* Problem requirements
Throughout the entries below, report every line where "this" is found.

* Component data from apps and pages

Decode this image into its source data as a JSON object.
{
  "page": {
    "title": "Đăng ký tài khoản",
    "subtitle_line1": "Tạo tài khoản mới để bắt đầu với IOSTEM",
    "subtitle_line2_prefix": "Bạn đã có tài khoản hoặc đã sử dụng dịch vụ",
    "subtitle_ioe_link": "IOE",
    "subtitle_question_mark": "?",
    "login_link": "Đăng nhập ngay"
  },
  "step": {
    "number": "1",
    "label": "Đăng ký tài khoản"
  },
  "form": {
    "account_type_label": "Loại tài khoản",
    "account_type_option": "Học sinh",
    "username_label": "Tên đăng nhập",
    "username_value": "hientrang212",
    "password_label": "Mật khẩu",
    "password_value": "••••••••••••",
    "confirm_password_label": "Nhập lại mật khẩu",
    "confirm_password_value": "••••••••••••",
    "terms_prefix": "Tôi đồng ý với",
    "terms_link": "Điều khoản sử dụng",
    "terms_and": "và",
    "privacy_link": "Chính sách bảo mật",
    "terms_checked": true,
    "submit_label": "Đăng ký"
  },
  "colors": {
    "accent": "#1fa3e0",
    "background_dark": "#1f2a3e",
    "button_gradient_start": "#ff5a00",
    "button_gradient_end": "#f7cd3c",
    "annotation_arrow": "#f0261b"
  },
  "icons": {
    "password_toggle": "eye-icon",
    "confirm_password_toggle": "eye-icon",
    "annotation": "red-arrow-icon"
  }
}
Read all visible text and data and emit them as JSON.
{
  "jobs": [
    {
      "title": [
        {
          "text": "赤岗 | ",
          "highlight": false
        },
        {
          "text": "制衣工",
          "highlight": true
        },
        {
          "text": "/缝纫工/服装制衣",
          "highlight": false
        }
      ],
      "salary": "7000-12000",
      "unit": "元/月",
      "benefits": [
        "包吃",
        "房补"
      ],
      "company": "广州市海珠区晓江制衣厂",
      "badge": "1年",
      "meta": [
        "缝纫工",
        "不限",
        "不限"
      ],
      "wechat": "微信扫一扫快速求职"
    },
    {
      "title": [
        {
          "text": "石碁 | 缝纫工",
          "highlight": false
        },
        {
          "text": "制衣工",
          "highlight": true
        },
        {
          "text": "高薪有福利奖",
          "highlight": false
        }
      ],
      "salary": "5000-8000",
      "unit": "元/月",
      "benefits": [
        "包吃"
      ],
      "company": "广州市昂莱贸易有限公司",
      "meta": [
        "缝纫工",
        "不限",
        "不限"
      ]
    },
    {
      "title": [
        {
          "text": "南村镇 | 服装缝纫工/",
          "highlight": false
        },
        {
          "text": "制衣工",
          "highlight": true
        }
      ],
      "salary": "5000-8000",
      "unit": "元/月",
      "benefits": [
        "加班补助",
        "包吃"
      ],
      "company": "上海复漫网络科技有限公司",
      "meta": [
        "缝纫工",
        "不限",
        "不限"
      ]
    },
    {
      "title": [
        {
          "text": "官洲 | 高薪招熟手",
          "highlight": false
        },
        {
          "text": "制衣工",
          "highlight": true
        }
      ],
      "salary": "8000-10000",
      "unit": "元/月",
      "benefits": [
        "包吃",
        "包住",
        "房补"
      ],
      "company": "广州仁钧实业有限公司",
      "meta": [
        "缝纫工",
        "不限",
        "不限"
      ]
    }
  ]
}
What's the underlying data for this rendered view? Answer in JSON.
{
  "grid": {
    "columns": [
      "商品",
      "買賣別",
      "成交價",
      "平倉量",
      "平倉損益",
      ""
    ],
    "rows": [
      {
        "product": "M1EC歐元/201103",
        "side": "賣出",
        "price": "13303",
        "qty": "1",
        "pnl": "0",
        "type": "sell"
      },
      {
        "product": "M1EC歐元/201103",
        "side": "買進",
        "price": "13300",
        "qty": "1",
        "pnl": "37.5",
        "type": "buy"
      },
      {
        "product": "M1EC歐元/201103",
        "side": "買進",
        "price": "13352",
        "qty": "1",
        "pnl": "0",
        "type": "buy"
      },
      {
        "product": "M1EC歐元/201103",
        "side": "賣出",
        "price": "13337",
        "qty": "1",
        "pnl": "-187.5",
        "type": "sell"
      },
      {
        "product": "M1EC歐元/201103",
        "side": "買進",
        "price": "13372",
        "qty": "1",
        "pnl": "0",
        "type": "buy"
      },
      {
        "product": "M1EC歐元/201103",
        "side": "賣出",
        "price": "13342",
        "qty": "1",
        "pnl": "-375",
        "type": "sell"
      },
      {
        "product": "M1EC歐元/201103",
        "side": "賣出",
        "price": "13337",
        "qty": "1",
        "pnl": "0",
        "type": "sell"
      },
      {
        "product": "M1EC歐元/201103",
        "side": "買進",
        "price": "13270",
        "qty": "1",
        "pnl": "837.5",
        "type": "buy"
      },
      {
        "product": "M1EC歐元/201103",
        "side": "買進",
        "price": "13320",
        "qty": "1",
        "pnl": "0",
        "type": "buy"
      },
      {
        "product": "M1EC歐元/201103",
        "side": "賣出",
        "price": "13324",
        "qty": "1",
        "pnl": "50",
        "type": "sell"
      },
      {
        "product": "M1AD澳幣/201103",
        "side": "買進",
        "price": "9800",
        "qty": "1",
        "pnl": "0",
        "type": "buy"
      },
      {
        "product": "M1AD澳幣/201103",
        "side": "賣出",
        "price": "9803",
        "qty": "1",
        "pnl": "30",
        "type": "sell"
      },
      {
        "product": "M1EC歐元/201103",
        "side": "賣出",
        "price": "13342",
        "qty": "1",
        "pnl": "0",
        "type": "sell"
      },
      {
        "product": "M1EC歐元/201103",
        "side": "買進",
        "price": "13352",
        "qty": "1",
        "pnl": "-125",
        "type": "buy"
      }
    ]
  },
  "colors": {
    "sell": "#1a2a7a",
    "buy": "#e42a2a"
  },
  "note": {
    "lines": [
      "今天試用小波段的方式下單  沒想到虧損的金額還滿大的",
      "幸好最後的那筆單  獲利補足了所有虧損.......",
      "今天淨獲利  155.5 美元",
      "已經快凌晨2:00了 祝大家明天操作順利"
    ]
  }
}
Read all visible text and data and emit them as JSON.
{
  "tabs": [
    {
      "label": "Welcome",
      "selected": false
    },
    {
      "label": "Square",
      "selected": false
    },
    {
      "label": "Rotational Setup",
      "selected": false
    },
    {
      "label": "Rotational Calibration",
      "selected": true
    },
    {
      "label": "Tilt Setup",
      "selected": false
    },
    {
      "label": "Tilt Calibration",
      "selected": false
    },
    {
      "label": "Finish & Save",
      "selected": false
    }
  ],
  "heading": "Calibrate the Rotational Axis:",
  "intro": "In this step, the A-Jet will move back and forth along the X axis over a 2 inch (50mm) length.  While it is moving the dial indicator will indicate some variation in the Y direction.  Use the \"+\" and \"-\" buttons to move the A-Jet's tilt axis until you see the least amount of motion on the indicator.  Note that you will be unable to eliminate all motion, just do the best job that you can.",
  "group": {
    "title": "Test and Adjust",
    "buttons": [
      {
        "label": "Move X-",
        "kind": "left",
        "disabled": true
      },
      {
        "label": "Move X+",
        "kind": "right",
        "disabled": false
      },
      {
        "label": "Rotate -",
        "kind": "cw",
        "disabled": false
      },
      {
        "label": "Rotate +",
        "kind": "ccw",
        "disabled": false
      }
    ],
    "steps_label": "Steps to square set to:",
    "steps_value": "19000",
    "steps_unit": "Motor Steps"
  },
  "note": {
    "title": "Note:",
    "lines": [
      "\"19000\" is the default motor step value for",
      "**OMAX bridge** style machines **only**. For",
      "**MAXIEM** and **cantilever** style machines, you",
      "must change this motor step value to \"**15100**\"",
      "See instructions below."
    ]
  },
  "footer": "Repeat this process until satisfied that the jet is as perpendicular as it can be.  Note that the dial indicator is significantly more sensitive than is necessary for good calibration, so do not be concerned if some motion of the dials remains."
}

* Answer section
Decode this image into its source data as a JSON object.
What's the underlying data for this rendered view? Answer in JSON.
  "intro": "In this step, the A-Jet will move back and forth along the X axis over a 2 inch (50mm) length.  While it is moving the dial indicator will indicate some variation in the Y direction.  Use the \"+\" and \"-\" buttons to move the A-Jet's tilt axis until you see the least amount of motion on the indicator.  Note that you will be unable to eliminate all motion, just do the best job that you can.",
      "must change this motor step value to \"**15100**\"",
  "footer": "Repeat this process until satisfied that the jet is as perpendicular as it can be.  Note that the dial indicator is significantly more sensitive than is necessary for good calibration, so do not be concerned if some motion of the dials remains."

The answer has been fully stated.